» To do
Repeat each entry below without omitting a single word.

(Collection entries)
────────────────

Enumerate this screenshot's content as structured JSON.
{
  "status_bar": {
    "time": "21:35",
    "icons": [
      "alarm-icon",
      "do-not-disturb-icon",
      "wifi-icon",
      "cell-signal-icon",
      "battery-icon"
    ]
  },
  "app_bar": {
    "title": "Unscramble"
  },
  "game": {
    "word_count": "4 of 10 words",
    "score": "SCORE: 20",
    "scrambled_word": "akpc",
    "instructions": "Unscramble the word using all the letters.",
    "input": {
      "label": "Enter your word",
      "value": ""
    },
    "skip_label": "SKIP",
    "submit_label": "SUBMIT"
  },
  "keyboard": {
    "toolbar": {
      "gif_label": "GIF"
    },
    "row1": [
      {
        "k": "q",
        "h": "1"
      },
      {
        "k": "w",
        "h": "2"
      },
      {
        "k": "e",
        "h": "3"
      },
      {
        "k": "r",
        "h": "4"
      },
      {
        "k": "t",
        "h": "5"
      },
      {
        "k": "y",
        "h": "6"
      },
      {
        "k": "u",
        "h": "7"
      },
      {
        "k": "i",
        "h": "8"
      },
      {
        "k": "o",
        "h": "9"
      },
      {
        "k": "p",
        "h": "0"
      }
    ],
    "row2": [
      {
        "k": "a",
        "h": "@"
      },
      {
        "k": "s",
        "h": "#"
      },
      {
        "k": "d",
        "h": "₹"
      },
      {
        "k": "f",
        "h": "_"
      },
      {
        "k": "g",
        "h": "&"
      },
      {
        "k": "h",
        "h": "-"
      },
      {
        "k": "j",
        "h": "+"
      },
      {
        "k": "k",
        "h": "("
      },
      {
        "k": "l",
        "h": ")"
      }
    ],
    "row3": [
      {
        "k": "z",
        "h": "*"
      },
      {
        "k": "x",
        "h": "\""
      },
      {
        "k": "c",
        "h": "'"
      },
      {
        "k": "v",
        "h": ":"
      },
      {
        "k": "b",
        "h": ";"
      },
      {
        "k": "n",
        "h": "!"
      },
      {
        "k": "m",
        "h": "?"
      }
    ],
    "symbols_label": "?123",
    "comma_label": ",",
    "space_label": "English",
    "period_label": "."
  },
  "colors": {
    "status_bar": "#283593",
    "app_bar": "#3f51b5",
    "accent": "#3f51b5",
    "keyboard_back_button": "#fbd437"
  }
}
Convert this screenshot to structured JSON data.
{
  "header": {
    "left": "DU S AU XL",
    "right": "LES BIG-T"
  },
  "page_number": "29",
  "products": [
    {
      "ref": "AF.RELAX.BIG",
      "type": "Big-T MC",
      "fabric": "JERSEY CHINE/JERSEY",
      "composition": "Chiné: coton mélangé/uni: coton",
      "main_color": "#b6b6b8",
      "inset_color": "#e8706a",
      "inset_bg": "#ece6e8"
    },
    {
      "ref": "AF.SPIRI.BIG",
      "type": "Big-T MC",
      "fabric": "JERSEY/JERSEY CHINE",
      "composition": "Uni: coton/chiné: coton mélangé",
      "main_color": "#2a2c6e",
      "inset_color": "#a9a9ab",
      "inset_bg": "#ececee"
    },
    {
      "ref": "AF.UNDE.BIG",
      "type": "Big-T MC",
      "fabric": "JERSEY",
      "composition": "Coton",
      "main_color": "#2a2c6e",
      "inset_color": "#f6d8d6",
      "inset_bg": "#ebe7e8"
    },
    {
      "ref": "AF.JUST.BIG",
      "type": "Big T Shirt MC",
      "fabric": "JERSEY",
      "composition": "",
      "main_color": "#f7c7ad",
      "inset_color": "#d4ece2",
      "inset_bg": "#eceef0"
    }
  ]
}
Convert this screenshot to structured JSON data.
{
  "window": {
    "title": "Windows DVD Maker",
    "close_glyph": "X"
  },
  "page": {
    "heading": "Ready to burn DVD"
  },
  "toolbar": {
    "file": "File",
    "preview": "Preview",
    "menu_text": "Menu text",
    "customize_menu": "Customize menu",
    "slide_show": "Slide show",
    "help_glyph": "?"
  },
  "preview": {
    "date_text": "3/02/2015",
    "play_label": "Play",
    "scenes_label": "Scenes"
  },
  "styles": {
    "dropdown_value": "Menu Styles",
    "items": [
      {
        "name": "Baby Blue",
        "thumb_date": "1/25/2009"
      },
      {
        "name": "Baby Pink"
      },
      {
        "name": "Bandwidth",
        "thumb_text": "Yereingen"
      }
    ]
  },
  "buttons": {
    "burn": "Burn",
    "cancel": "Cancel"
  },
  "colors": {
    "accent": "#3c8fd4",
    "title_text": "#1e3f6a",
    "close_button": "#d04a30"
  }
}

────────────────

» Written answer
Enumerate this screenshot's content as structured JSON.
{
  "status_bar": {
    "time": "21:35",
    "icons": [
      "alarm-icon",
      "do-not-disturb-icon",
      "wifi-icon",
      "cell-signal-icon",
      "battery-icon"
    ]
  },
  "app_bar": {
    "title": "Unscramble"
  },
  "game": {
    "word_count": "4 of 10 words",
    "score": "SCORE: 20",
    "scrambled_word": "akpc",
    "instructions": "Unscramble the word using all the letters.",
    "input": {
      "label": "Enter your word",
      "value": ""
    },
    "skip_label": "SKIP",
    "submit_label": "SUBMIT"
  },
  "keyboard": {
    "toolbar": {
      "gif_label": "GIF"
    },
    "row1": [
      {
        "k": "q",
        "h": "1"
      },
      {
        "k": "w",
        "h": "2"
      },
      {
        "k": "e",
        "h": "3"
      },
      {
        "k": "r",
        "h": "4"
      },
      {
        "k": "t",
        "h": "5"
      },
      {
        "k": "y",
        "h": "6"
      },
      {
        "k": "u",
        "h": "7"
      },
      {
        "k": "i",
        "h": "8"
      },
      {
        "k": "o",
        "h": "9"
      },
      {
        "k": "p",
        "h": "0"
      }
    ],
    "row2": [
      {
        "k": "a",
        "h": "@"
      },
      {
        "k": "s",
        "h": "#"
      },
      {
        "k": "d",
        "h": "₹"
      },
      {
        "k": "f",
        "h": "_"
      },
      {
        "k": "g",
        "h": "&"
      },
      {
        "k": "h",
        "h": "-"
      },
      {
        "k": "j",
        "h": "+"
      },
      {
        "k": "k",
        "h": "("
      },
      {
        "k": "l",
        "h": ")"
      }
    ],
    "row3": [
      {
        "k": "z",
        "h": "*"
      },
      {
        "k": "x",
        "h": "\""
      },
      {
        "k": "c",
        "h": "'"
      },
      {
        "k": "v",
        "h": ":"
      },
      {
        "k": "b",
        "h": ";"
      },
      {
        "k": "n",
        "h": "!"
      },
      {
        "k": "m",
        "h": "?"
      }
    ],
    "symbols_label": "?123",
    "comma_label": ",",
    "space_label": "English",
    "period_label": "."
  },
  "colors": {
    "status_bar": "#283593",
    "app_bar": "#3f51b5",
    "accent": "#3f51b5",
    "keyboard_back_button": "#fbd437"
  }
}
Convert this screenshot to structured JSON data.
{
  "header": {
    "left": "DU S AU XL",
    "right": "LES BIG-T"
  },
  "page_number": "29",
  "products": [
    {
      "ref": "AF.RELAX.BIG",
      "type": "Big-T MC",
      "fabric": "JERSEY CHINE/JERSEY",
      "composition": "Chiné: coton mélangé/uni: coton",
      "main_color": "#b6b6b8",
      "inset_color": "#e8706a",
      "inset_bg": "#ece6e8"
    },
    {
      "ref": "AF.SPIRI.BIG",
      "type": "Big-T MC",
      "fabric": "JERSEY/JERSEY CHINE",
      "composition": "Uni: coton/chiné: coton mélangé",
      "main_color": "#2a2c6e",
      "inset_color": "#a9a9ab",
      "inset_bg": "#ececee"
    },
    {
      "ref": "AF.UNDE.BIG",
      "type": "Big-T MC",
      "fabric": "JERSEY",
      "composition": "Coton",
      "main_color": "#2a2c6e",
      "inset_color": "#f6d8d6",
      "inset_bg": "#ebe7e8"
    },
    {
      "ref": "AF.JUST.BIG",
      "type": "Big T Shirt MC",
      "fabric": "JERSEY",
      "composition": "",
      "main_color": "#f7c7ad",
      "inset_color": "#d4ece2",
      "inset_bg": "#eceef0"
    }
  ]
}
Convert this screenshot to structured JSON data.
{
  "window": {
    "title": "Windows DVD Maker",
    "close_glyph": "X"
  },
  "page": {
    "heading": "Ready to burn DVD"
  },
  "toolbar": {
    "file": "File",
    "preview": "Preview",
    "menu_text": "Menu text",
    "customize_menu": "Customize menu",
    "slide_show": "Slide show",
    "help_glyph": "?"
  },
  "preview": {
    "date_text": "3/02/2015",
    "play_label": "Play",
    "scenes_label": "Scenes"
  },
  "styles": {
    "dropdown_value": "Menu Styles",
    "items": [
      {
        "name": "Baby Blue",
        "thumb_date": "1/25/2009"
      },
      {
        "name": "Baby Pink"
      },
      {
        "name": "Bandwidth",
        "thumb_text": "Yereingen"
      }
    ]
  },
  "buttons": {
    "burn": "Burn",
    "cancel": "Cancel"
  },
  "colors": {
    "accent": "#3c8fd4",
    "title_text": "#1e3f6a",
    "close_button": "#d04a30"
  }
}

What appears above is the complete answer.